Action item: From the data below, return all lines holding the string "title".

(Items from an interface collection)
————
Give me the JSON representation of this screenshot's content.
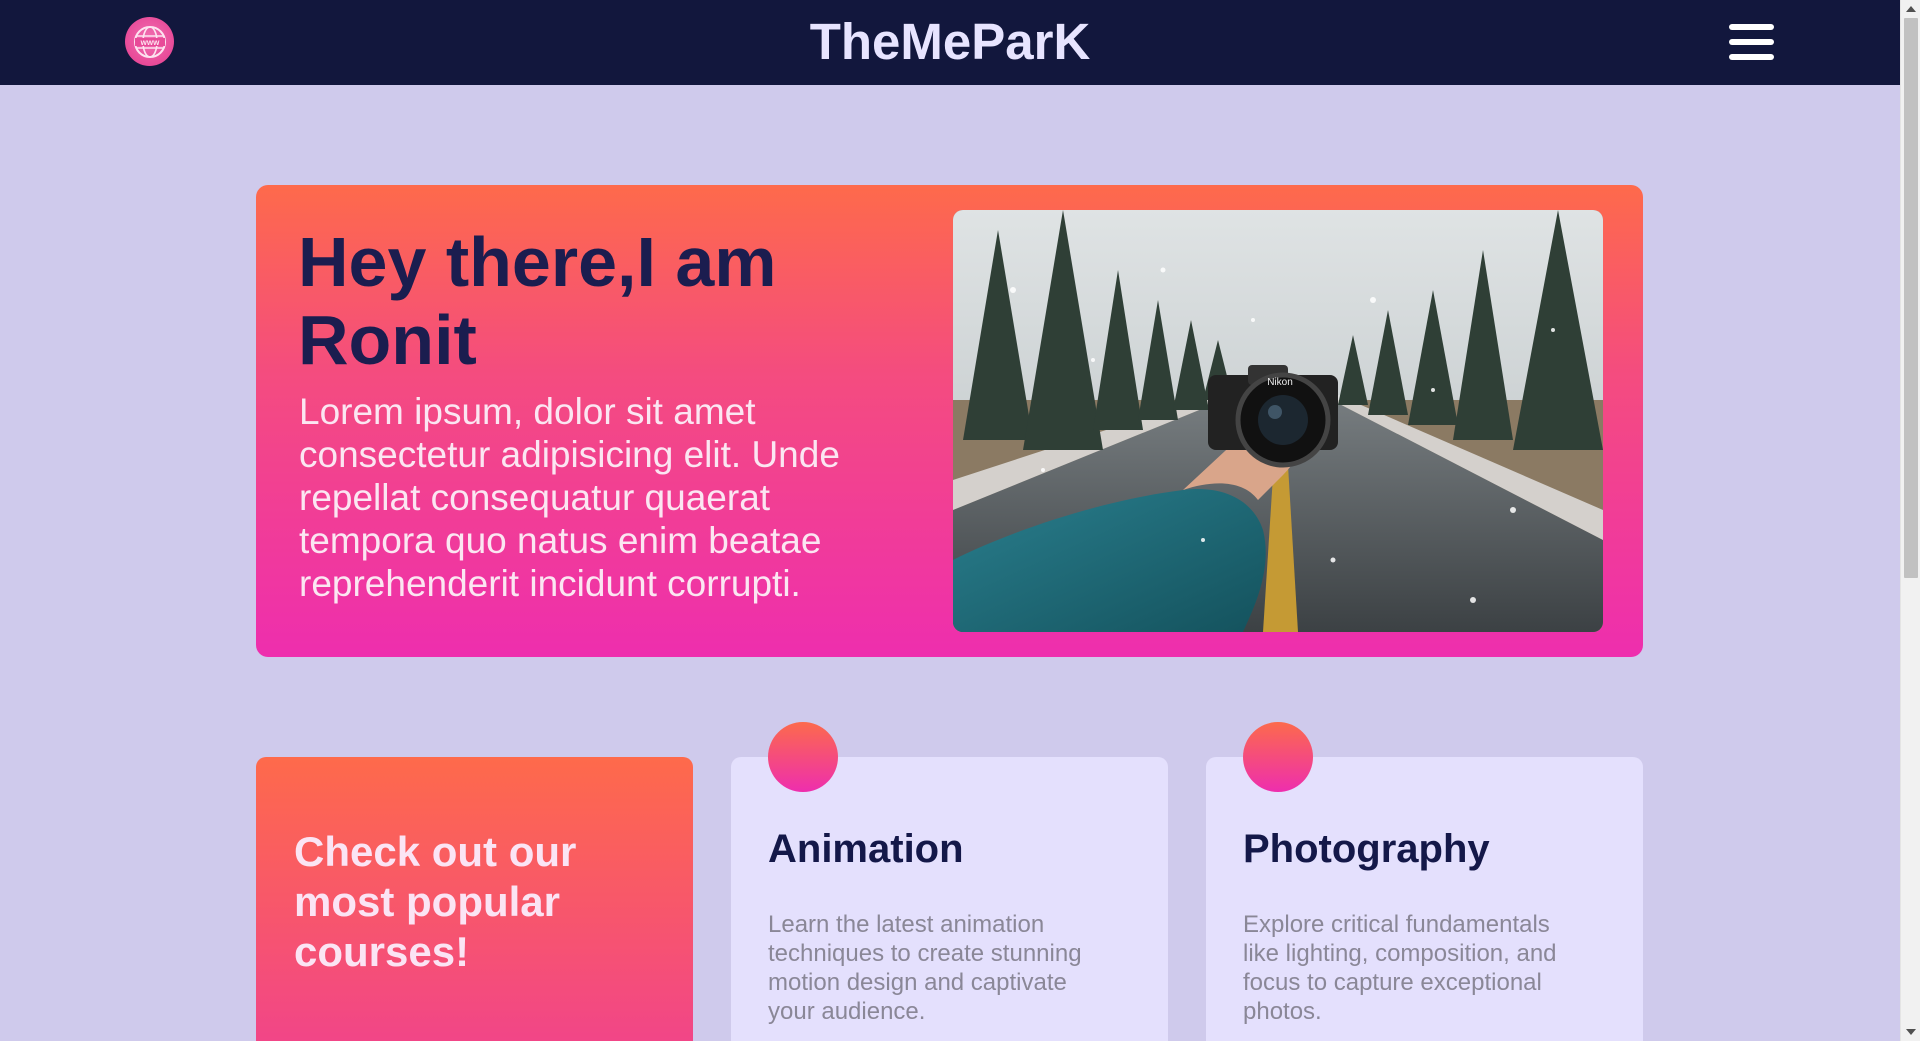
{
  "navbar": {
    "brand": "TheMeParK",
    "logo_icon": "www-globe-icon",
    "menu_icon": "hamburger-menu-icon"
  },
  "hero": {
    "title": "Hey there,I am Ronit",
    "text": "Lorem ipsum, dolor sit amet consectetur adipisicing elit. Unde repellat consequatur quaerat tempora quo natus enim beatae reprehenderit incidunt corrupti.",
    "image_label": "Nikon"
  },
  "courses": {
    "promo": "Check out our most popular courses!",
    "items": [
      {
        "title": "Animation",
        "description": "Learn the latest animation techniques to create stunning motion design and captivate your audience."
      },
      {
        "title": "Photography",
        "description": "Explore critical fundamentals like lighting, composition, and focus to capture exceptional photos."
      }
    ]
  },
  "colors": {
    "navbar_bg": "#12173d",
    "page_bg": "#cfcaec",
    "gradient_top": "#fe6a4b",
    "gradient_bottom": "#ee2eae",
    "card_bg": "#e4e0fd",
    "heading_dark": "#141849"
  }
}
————
Task output:
    "title": "Hey there,I am Ronit",
        "title": "Animation",
        "title": "Photography",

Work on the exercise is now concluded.